• _DIRECTIONS_:
Output the entries word for word. Omit images.

════════════════════

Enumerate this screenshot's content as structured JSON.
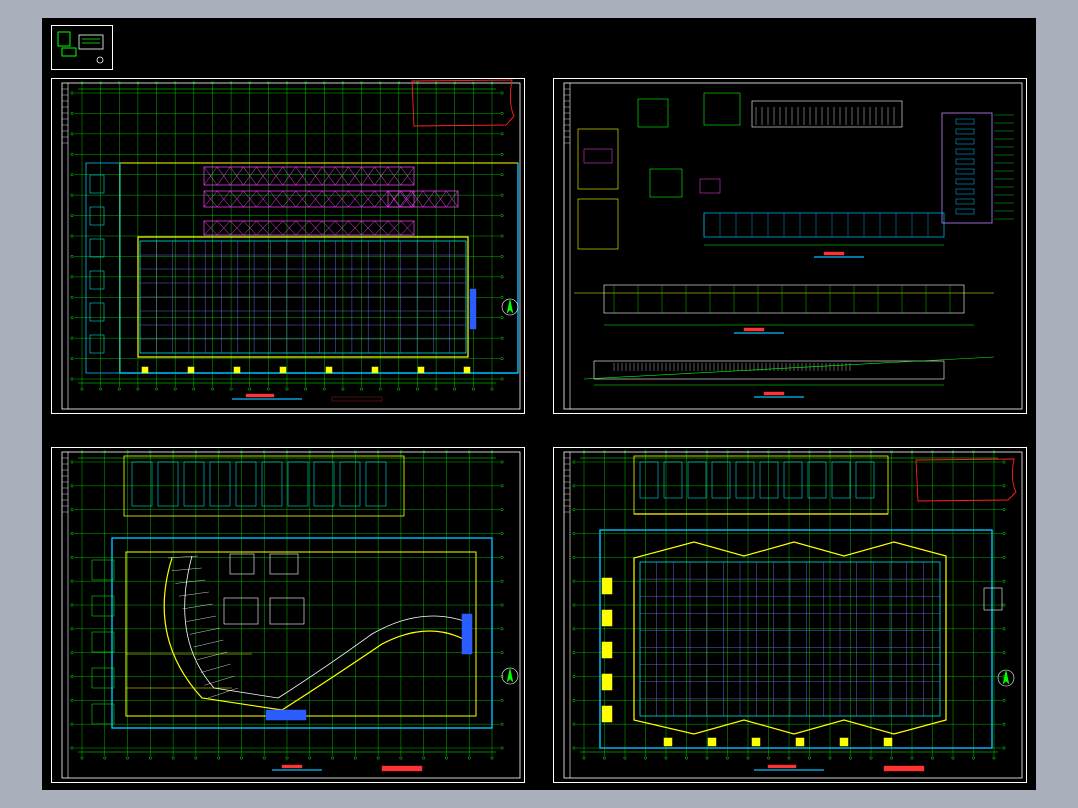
{
  "window": {
    "background": "#a9b0bb",
    "canvas_background": "#000000"
  },
  "colors": {
    "border": "#ffffff",
    "grid": "#00ff00",
    "column_grid": "#00ffff",
    "wall": "#ffff00",
    "outline": "#00bfff",
    "parking": "#ff44ff",
    "blue_fill": "#2a5cff",
    "markup": "#ff2020",
    "dim_red": "#ff3333"
  },
  "thumbnail": {
    "icon": "drawing-thumbnail-icon"
  },
  "sheets": [
    {
      "id": "sheet-1",
      "icon": "floor-plan-icon",
      "markup": true
    },
    {
      "id": "sheet-2",
      "icon": "elevation-section-icon",
      "markup": false
    },
    {
      "id": "sheet-3",
      "icon": "site-plan-icon",
      "markup": false
    },
    {
      "id": "sheet-4",
      "icon": "floor-plan-icon",
      "markup": true
    }
  ]
}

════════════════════

• _TASK ANSWER_:
Enumerate this screenshot's content as structured JSON.
{
  "window": {
    "background": "#a9b0bb",
    "canvas_background": "#000000"
  },
  "colors": {
    "border": "#ffffff",
    "grid": "#00ff00",
    "column_grid": "#00ffff",
    "wall": "#ffff00",
    "outline": "#00bfff",
    "parking": "#ff44ff",
    "blue_fill": "#2a5cff",
    "markup": "#ff2020",
    "dim_red": "#ff3333"
  },
  "thumbnail": {
    "icon": "drawing-thumbnail-icon"
  },
  "sheets": [
    {
      "id": "sheet-1",
      "icon": "floor-plan-icon",
      "markup": true
    },
    {
      "id": "sheet-2",
      "icon": "elevation-section-icon",
      "markup": false
    },
    {
      "id": "sheet-3",
      "icon": "site-plan-icon",
      "markup": false
    },
    {
      "id": "sheet-4",
      "icon": "floor-plan-icon",
      "markup": true
    }
  ]
}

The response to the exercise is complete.